Over the last two decades, Bangladesh has achieved impressive economic growth and poverty reduction. Its agricultural sector grew at a rate of 4.8 percent between 1990 and 2005. However, poverty-related food insecurity is widespread, bolstered by the soaring prices of key staples like rice, wheat, and legumes. The country has a poverty rate of over 30 percent and a highest incidence of malnutrition: in 2008, Bangladesh’s food insecure population was estimated at 65.3 million, or 45 percent of the population.3
The Government of Bangladesh is pushing for increased use of technology and more intensive agricultural practices to improve food security and sustain economic growth. The government is implementing the Integrated Agriculture Productivity Project (IAPP) under the supervision of the World Bank and U.N. Food and Agriculture Organization, and with funding from the Global Agriculture and Food Security Program. The project aims to enhance the productivity of crops, livestock and fisheries. It is taking place among small-scale and marginal farmers in northern and southern districts of Bangladesh, which are characterized by high rates of poverty and food insecurity, and vulnerability to the negative effect of natural shocks, such as tidal surges in the south and flash floods and drought in the north.
Researchers are conducting a four-year randomized evaluation in 316 villages to study the impact of the IAPP’s livelihoods field schools (LFS) on technology adoption, and to investigate what factors drive adoption of new technologies. The LFS consists of groups of approximately 25 farmers who meet twice a month with extension agents. The aim of the school is to promote adoption of new seed varieties and improved production practices.

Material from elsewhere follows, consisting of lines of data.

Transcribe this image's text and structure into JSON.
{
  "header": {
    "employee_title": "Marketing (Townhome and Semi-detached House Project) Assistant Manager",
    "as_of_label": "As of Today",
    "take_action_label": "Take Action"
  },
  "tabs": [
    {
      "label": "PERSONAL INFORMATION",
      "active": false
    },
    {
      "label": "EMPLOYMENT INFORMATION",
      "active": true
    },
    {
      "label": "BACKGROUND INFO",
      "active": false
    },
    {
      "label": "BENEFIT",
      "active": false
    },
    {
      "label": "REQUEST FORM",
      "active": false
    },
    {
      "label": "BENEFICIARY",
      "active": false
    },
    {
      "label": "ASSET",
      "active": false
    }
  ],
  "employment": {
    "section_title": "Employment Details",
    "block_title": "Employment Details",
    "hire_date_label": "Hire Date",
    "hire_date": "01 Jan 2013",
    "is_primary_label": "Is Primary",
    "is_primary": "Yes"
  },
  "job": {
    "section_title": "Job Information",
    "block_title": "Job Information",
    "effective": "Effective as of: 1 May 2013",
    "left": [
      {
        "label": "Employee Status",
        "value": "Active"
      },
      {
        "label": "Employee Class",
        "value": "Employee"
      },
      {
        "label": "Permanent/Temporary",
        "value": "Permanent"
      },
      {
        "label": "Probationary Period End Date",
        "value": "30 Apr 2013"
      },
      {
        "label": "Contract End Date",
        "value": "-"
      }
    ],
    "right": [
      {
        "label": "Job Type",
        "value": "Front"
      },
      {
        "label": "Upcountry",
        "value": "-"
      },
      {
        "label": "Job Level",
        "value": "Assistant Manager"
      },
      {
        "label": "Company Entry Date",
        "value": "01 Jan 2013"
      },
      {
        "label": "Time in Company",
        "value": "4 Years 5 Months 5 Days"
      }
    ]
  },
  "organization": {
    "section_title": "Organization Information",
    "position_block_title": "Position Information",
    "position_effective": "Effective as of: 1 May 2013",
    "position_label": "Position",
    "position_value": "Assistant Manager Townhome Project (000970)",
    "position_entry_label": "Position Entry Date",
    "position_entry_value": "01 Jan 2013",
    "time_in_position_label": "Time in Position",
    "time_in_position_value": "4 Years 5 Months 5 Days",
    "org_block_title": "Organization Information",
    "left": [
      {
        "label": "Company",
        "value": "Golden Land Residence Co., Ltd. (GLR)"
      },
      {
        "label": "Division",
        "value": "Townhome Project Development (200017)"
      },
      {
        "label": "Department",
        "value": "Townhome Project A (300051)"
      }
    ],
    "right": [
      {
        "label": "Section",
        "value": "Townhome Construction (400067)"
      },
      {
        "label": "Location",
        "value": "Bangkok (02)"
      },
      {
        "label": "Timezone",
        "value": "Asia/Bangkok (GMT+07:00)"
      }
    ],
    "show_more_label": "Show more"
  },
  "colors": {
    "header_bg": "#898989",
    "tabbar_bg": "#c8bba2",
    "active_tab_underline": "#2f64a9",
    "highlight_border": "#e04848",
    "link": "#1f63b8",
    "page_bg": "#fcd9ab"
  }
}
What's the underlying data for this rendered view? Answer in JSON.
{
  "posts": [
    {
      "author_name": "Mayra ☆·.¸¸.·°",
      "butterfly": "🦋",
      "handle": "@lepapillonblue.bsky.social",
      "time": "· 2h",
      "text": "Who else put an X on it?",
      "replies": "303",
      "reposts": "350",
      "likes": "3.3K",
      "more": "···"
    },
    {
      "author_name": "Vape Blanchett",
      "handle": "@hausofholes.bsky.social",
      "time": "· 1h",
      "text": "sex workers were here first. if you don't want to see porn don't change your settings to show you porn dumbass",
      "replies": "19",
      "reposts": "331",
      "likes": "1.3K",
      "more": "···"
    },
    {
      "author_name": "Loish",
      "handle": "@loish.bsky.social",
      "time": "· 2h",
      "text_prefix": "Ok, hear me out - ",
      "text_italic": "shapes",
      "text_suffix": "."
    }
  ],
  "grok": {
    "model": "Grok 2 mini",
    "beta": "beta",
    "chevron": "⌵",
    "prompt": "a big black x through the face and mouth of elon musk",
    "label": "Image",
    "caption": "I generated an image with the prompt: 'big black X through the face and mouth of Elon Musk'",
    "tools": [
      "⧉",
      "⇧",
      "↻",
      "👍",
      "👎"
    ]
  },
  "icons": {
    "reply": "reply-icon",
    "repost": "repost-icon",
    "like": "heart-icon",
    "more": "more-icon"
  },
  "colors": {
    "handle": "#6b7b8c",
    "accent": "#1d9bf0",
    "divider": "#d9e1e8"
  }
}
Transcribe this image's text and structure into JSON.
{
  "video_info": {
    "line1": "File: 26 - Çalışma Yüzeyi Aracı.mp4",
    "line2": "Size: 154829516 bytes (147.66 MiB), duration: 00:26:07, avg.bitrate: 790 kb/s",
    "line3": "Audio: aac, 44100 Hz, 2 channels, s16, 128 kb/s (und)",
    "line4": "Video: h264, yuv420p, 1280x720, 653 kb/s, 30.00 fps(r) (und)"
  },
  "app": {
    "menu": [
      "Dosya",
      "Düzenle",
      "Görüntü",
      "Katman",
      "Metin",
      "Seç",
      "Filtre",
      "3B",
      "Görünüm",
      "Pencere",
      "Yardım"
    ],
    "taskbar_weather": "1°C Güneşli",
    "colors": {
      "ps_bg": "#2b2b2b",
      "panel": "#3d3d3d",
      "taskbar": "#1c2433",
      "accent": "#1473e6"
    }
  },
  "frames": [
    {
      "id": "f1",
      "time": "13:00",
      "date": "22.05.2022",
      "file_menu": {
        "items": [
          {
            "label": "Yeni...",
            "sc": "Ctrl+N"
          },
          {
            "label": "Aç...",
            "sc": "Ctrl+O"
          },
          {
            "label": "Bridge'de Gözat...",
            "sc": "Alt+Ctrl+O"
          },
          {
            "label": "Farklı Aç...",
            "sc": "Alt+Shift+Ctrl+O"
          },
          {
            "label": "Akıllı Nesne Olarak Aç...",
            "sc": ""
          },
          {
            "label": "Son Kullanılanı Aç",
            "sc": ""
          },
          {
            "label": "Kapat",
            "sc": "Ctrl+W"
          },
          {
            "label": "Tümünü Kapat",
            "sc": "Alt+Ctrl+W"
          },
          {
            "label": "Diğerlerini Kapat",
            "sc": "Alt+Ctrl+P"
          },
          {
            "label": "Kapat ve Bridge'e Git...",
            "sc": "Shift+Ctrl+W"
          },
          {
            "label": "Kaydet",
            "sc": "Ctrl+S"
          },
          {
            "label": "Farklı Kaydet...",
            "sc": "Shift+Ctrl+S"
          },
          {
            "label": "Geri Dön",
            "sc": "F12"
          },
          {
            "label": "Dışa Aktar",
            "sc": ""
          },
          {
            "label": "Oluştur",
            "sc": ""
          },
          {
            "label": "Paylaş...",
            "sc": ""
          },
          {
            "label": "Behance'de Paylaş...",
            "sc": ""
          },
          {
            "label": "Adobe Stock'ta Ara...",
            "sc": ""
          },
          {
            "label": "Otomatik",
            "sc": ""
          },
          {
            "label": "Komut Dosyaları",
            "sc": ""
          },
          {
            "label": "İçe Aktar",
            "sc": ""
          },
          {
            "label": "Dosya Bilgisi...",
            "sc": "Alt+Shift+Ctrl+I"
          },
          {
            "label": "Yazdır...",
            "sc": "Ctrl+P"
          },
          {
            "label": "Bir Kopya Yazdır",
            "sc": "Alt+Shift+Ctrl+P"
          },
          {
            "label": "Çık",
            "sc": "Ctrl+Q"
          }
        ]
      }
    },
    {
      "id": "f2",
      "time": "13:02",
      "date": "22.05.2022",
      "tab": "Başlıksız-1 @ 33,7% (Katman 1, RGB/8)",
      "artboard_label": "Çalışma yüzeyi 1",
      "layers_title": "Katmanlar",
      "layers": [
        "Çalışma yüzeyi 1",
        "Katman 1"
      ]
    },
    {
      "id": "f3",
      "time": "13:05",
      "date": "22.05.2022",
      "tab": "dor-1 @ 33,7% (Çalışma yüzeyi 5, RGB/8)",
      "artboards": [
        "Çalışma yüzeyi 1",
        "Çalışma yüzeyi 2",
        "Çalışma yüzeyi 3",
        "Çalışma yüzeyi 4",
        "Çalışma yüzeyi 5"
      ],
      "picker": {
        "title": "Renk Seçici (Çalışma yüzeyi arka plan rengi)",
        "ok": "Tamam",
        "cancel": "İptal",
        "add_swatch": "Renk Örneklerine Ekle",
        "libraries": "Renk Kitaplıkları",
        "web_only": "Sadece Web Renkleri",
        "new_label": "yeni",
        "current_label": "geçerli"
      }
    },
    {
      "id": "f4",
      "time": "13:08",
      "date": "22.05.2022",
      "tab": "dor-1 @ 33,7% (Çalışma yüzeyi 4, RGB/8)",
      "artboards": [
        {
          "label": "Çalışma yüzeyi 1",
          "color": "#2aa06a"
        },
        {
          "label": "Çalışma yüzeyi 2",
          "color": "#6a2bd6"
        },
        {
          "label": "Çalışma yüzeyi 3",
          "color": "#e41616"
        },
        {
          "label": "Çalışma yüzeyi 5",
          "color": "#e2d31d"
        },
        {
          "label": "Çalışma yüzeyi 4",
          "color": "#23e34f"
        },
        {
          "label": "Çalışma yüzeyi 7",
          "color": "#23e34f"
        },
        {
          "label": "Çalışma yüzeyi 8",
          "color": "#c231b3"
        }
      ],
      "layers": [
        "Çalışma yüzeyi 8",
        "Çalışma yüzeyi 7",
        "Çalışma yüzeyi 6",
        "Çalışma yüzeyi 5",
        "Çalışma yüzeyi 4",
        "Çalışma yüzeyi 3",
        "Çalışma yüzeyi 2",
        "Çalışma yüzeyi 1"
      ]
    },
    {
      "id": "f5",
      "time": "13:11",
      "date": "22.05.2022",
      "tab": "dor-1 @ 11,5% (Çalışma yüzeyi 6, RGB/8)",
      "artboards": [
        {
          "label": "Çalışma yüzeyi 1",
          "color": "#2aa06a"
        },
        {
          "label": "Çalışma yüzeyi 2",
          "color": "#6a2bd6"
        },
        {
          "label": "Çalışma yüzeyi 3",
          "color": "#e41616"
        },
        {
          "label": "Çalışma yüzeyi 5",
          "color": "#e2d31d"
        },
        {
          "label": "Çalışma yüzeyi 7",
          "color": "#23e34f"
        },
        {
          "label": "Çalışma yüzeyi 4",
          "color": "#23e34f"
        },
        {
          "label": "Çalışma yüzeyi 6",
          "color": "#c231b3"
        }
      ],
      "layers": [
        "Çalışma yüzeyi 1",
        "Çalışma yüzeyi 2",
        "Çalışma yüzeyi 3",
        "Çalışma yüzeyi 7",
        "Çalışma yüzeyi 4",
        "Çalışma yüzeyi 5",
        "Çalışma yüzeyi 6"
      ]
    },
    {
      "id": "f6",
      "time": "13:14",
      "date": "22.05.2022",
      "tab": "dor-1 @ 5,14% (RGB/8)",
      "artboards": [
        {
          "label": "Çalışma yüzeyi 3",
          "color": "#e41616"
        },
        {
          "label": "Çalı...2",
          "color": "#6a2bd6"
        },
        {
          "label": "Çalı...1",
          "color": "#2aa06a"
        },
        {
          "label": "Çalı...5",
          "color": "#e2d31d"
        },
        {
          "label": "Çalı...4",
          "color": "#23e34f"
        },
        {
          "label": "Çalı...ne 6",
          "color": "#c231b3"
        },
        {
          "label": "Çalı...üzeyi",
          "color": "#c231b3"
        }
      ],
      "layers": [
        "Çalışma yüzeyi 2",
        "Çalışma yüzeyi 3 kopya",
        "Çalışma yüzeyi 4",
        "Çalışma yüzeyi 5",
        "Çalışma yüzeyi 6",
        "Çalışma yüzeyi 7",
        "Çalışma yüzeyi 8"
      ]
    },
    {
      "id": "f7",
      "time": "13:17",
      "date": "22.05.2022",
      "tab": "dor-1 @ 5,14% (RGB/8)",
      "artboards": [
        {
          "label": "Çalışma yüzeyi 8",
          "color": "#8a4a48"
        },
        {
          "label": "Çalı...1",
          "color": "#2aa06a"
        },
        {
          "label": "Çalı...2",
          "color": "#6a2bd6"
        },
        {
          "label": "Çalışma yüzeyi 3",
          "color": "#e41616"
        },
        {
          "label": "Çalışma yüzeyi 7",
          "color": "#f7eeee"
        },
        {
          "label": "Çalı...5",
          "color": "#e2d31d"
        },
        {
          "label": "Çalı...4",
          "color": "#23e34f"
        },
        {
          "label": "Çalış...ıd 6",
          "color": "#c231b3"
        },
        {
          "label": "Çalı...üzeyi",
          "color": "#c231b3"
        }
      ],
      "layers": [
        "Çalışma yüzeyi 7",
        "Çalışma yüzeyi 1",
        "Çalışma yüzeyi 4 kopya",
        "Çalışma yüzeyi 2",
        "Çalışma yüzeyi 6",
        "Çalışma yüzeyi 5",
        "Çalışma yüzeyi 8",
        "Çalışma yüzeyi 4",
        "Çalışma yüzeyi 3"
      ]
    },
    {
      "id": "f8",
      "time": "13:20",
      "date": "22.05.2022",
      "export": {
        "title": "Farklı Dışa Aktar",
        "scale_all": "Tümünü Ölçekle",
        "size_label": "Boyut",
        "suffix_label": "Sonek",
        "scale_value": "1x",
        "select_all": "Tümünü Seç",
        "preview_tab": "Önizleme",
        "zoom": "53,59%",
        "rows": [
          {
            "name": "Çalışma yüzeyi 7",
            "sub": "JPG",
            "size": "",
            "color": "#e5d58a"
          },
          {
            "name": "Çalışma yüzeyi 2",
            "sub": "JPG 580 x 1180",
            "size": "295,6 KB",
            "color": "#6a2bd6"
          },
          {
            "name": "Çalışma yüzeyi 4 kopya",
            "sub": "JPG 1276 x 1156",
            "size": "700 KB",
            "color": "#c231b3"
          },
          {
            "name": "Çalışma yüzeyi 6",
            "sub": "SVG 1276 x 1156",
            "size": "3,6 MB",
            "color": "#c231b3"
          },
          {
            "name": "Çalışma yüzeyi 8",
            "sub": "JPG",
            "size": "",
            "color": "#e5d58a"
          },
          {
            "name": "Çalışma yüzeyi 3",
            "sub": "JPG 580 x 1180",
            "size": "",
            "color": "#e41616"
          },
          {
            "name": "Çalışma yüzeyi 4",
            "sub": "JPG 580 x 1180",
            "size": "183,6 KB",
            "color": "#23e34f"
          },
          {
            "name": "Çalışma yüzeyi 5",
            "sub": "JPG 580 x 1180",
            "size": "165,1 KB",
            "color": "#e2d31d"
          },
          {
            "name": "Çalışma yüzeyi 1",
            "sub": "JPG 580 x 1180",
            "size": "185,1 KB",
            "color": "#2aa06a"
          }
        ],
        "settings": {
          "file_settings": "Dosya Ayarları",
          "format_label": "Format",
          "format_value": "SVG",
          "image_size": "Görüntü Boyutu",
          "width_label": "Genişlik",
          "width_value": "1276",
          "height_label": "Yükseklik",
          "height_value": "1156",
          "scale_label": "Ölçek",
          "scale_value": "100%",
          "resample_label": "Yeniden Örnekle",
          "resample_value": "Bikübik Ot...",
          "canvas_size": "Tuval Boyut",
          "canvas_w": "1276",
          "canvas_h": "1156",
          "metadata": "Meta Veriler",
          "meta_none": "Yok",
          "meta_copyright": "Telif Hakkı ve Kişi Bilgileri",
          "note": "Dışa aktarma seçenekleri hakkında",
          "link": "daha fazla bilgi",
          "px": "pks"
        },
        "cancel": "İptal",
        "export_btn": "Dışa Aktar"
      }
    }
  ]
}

To evaluate the overall impact of IAPP activities on farmer livelihood and the effect of LFS on technology adoption, in 2012 researchers randomly assigned 96 villages in six districts to either the treatment group, which participated in program activities immediately, or the comparison group, which received the program two years later. In treatment villages, one demonstration farmer was chosen for each type of technology introduced into the farmer group. This demonstration farmer received free seeds, fertilizer, and training. The selected farmer cultivated the promoted crop in the first year, and the rest of the group was expected to learn from his or her experience. In the second year, the rest of the farmers were encouraged to grow the crop. Farmers that adopted the technology in the second year received free seeds and some training sessions but no other inputs.
In addition, to test which demonstration plot approach produces the greatest increase in adoption within the farmers’ field school model, a randomized evaluation is being conducted in 220 villages in 2 districts. Villages have been randomly assigned to one of five treatment arms:
1.) Regular demonstration plots (54 villages): These villages have the standard IAPP project activities beginning in the second year of the project
2.) Shared demonstration plots (56 villages): These villages also have the standard IAPP project activities beginning in the second year of the project. However, each demonstration package of seeds, fertilizer, and training have been shared by two to four group members having contiguous plots, as opposed to just one in the traditional/regular demonstration plot system.
3.) Incentives for self-demonstration (54 villages): These villages also have the standard IAPP project activities beginning in the second year of the project. However, instead of demonstration plots, all farmer group members have been offered a chance to try out the new technology by themselves. The demonstration package was divided among all the farmers who were interested.
4.) Short-term comparison (36 villages): These villages have the standard project activities beginning in the fourth year of the project. There was no project activity during the second and third year when the treatment villages were phased in for the “Demonstration Plot Evaluation” exercise.
5.) Long-term comparison (20 villages): These villages will have the standard project activities in the fifth and final year of the project.
This study is evaluating the impact of the technology adoption program on the LFS members’ crop productivity, fisheries productivity, and livestock productivity. The study is also measuring the impact of IAPP on farmers’ overall income, income from agriculture, and food security in relation to farmers who did not receive the training. Furthermore, researchers are mapping the social networks within groups in order to understand how relationships affect technology adoption, evaluate any differences in how the program affects men and women, and conduct a cost-benefit analysis.
The evaluation is led by the World Bank’s Development Impact Evaluation Initiative and the South Asia Agricultural Development team, in collaboration with and external research partners, the Yale University School of Management and IPA Bangladesh.
Project ongoing, results forthcoming.